• [Material for the task]
=== Begin Enclosure ===
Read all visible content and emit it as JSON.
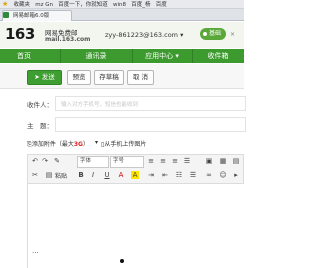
{
  "browser": {
    "bookmarks": [
      "收藏夹",
      "mz Gn",
      "百度一下，你就知道",
      "win8",
      "百度_杨",
      "百度"
    ],
    "tab_title": "网易邮箱6.0版"
  },
  "mail_header": {
    "logo_number": "163",
    "logo_title": "网易免费邮",
    "logo_domain": "mail.163.com",
    "account": "zyy-861223@163.com ▾",
    "badge_label": "基础",
    "badge_close": "×"
  },
  "nav": {
    "items": [
      "首页",
      "通讯录",
      "应用中心 ▾",
      "收件箱"
    ]
  },
  "compose_toolbar": {
    "send_label": "发送",
    "preview_label": "预览",
    "draft_label": "存草稿",
    "cancel_label": "取 消"
  },
  "fields": {
    "to_label": "收件人：",
    "to_placeholder": "输入对方手机号，短信也能收到",
    "subject_label": "主　题："
  },
  "attachments": {
    "add_attachment": "添加附件（最大",
    "size_limit": "3G",
    "add_attachment_end": "）",
    "phone_upload": "从手机上传图片"
  },
  "editor_toolbar": {
    "font_select": "字体",
    "size_select": "字号",
    "paste_label": "粘贴"
  },
  "editor": {
    "body_marker": "..."
  },
  "colors": {
    "nav_green": "#3c9a2e",
    "send_green": "#3f9e32",
    "attach_red": "#dd2222"
  }
}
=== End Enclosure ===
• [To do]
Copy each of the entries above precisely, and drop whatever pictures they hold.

• [Answer to this exercise]
Read all visible content and emit it as JSON.
{
  "browser": {
    "bookmarks": [
      "收藏夹",
      "mz Gn",
      "百度一下，你就知道",
      "win8",
      "百度_杨",
      "百度"
    ],
    "tab_title": "网易邮箱6.0版"
  },
  "mail_header": {
    "logo_number": "163",
    "logo_title": "网易免费邮",
    "logo_domain": "mail.163.com",
    "account": "zyy-861223@163.com ▾",
    "badge_label": "基础",
    "badge_close": "×"
  },
  "nav": {
    "items": [
      "首页",
      "通讯录",
      "应用中心 ▾",
      "收件箱"
    ]
  },
  "compose_toolbar": {
    "send_label": "发送",
    "preview_label": "预览",
    "draft_label": "存草稿",
    "cancel_label": "取 消"
  },
  "fields": {
    "to_label": "收件人：",
    "to_placeholder": "输入对方手机号，短信也能收到",
    "subject_label": "主　题："
  },
  "attachments": {
    "add_attachment": "添加附件（最大",
    "size_limit": "3G",
    "add_attachment_end": "）",
    "phone_upload": "从手机上传图片"
  },
  "editor_toolbar": {
    "font_select": "字体",
    "size_select": "字号",
    "paste_label": "粘贴"
  },
  "editor": {
    "body_marker": "..."
  },
  "colors": {
    "nav_green": "#3c9a2e",
    "send_green": "#3f9e32",
    "attach_red": "#dd2222"
  }
}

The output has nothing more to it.